• _What needs to be done_: Scan the data below for the string "JSON". Show every line where it turns up.
Data for processing Block Start
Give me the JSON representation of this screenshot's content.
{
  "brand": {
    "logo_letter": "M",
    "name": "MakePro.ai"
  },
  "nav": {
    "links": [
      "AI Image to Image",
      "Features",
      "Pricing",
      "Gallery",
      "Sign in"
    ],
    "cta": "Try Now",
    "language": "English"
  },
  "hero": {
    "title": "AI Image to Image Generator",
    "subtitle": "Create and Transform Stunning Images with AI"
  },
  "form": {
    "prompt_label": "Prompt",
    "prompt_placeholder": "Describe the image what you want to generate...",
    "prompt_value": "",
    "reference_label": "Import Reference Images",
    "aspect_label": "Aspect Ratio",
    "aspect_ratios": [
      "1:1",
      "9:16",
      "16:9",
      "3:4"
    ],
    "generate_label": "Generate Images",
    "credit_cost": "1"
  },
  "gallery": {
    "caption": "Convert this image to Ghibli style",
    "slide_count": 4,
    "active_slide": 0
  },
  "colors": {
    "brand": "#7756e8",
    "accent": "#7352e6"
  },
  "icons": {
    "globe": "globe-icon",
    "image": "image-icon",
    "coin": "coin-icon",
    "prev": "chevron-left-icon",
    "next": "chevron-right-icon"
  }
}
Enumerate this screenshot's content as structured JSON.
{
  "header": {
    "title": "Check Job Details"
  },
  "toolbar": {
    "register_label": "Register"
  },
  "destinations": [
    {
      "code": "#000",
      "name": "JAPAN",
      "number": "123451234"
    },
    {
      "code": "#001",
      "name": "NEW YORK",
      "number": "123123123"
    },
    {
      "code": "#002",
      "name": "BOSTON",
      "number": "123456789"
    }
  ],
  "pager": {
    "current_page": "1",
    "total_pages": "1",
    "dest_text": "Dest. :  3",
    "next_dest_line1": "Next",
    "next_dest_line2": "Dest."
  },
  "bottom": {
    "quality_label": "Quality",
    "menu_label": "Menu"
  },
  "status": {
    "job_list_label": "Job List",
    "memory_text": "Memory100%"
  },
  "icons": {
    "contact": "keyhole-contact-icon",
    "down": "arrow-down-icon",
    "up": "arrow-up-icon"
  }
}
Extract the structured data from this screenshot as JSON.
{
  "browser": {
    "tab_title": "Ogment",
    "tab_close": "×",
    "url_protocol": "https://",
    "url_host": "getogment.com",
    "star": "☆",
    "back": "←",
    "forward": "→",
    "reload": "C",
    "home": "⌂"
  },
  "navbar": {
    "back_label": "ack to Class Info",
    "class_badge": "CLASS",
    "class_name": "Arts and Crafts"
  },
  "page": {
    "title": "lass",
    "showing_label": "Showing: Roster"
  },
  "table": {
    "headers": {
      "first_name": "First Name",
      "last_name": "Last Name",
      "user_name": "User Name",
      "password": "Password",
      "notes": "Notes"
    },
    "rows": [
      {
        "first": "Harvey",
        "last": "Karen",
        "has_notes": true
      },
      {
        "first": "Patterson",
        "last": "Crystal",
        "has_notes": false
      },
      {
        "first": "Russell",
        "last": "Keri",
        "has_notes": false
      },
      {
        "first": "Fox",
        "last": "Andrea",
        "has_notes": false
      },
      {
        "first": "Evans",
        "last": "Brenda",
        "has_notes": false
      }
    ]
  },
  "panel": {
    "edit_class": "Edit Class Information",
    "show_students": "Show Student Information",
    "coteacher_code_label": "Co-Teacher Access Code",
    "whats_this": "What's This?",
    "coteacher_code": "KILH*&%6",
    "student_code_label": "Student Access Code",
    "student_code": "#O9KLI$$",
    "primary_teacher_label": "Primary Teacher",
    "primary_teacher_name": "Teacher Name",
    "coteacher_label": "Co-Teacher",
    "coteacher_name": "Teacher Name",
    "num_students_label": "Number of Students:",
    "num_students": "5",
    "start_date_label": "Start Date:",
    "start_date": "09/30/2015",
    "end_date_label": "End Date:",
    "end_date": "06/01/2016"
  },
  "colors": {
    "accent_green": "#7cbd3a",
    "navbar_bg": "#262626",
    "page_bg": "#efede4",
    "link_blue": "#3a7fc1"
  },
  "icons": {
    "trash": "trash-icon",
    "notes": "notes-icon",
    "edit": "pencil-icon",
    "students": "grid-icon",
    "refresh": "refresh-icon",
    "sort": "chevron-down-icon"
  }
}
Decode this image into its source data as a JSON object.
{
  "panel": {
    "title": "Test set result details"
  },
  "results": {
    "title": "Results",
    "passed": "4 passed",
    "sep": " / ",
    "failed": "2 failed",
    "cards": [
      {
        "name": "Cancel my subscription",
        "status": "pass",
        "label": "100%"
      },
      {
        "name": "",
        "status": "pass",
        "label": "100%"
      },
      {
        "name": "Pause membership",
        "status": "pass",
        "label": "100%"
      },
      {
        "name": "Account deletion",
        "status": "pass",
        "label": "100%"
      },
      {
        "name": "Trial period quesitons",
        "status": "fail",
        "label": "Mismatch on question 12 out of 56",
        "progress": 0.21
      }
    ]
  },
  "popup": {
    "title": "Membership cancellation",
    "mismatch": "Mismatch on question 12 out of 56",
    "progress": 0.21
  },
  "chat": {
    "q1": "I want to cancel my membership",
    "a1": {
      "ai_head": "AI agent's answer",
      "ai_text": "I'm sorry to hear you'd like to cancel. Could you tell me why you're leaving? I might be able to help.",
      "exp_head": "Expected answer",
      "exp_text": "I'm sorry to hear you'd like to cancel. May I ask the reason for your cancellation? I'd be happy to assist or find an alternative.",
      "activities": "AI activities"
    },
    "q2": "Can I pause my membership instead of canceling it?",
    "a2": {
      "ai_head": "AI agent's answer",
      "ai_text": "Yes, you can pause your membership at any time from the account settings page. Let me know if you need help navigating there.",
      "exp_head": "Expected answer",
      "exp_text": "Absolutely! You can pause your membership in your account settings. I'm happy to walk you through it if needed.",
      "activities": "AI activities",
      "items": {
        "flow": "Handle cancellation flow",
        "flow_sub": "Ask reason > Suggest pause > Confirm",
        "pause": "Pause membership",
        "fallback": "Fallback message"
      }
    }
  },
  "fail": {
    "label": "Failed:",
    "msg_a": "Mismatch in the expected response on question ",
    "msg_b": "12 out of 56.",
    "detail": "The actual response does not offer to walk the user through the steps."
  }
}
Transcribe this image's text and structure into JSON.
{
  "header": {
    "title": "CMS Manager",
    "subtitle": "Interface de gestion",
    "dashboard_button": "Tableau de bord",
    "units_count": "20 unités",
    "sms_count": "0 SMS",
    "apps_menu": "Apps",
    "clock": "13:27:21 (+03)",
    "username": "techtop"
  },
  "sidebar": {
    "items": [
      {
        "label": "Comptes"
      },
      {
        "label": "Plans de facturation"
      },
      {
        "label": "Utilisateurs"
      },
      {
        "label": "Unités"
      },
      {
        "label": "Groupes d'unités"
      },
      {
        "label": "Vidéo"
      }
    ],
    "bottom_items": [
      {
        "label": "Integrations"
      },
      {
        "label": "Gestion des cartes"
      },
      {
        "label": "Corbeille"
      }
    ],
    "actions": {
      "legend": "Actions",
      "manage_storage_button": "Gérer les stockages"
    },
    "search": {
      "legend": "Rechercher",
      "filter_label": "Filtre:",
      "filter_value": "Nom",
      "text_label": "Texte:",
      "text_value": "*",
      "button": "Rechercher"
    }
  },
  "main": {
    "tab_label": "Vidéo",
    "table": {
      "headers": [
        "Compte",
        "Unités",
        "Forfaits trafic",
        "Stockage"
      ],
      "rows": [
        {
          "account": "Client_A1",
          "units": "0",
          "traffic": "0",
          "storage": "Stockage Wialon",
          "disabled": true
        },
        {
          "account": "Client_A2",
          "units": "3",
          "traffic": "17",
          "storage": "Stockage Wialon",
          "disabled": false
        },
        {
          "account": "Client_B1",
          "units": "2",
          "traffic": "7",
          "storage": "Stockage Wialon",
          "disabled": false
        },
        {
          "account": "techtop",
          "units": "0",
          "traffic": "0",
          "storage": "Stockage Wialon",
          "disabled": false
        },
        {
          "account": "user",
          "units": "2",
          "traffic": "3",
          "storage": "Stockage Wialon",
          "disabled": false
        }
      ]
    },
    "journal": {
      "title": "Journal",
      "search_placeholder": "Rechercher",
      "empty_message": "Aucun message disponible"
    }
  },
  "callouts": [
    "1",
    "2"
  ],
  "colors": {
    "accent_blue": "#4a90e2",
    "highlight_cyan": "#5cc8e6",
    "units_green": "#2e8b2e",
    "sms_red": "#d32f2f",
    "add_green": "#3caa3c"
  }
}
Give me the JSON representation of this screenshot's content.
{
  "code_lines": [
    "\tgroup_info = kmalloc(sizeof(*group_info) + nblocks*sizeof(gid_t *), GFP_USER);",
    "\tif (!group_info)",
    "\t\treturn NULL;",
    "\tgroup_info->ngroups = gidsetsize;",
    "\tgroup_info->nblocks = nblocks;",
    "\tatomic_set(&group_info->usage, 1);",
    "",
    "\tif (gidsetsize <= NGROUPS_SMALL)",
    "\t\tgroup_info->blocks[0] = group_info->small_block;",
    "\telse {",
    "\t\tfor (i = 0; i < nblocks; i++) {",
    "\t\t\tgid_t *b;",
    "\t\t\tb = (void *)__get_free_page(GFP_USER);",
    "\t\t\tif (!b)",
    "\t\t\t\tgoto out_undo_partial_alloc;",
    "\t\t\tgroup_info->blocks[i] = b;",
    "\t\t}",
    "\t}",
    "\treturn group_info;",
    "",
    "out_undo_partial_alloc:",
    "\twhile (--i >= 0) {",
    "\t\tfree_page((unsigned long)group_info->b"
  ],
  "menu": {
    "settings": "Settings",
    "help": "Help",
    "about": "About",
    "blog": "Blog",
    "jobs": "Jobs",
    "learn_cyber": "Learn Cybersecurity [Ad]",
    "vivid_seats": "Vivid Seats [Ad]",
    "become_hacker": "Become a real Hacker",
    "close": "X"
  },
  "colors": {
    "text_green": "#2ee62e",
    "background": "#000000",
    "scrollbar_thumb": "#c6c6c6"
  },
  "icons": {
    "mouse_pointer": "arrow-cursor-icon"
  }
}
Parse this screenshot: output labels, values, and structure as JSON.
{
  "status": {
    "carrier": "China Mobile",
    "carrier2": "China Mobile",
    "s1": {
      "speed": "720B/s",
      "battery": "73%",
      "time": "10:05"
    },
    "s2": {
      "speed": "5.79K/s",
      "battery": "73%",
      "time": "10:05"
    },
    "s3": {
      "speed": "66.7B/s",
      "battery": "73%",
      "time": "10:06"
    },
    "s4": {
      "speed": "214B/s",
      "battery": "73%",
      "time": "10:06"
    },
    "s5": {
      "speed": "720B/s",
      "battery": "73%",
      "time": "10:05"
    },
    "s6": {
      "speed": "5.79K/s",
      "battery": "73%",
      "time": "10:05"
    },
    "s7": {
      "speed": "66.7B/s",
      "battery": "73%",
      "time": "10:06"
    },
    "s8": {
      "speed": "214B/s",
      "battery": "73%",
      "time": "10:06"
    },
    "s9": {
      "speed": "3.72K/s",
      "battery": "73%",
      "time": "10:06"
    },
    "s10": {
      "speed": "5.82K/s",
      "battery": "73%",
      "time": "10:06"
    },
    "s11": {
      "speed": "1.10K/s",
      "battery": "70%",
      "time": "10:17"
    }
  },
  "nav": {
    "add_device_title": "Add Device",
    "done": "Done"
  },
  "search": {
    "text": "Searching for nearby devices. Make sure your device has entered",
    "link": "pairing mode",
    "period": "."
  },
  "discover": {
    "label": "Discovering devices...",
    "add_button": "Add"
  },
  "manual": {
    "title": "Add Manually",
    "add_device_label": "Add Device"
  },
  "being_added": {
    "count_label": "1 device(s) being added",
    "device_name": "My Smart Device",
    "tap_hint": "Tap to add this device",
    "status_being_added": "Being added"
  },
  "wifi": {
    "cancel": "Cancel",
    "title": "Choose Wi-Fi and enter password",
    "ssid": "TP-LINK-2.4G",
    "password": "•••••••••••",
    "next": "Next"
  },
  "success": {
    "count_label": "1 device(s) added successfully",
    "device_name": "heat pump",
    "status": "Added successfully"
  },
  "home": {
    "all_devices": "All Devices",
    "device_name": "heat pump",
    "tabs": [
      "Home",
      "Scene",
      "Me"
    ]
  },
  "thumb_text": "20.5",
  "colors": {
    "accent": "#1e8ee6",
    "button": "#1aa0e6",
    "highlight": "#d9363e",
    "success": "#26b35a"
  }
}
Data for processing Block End
• _Answer to this exercise_:
Give me the JSON representation of this screenshot's content.
Enumerate this screenshot's content as structured JSON.
Extract the structured data from this screenshot as JSON.
Decode this image into its source data as a JSON object.
Transcribe this image's text and structure into JSON.
Give me the JSON representation of this screenshot's content.
Parse this screenshot: output labels, values, and structure as JSON.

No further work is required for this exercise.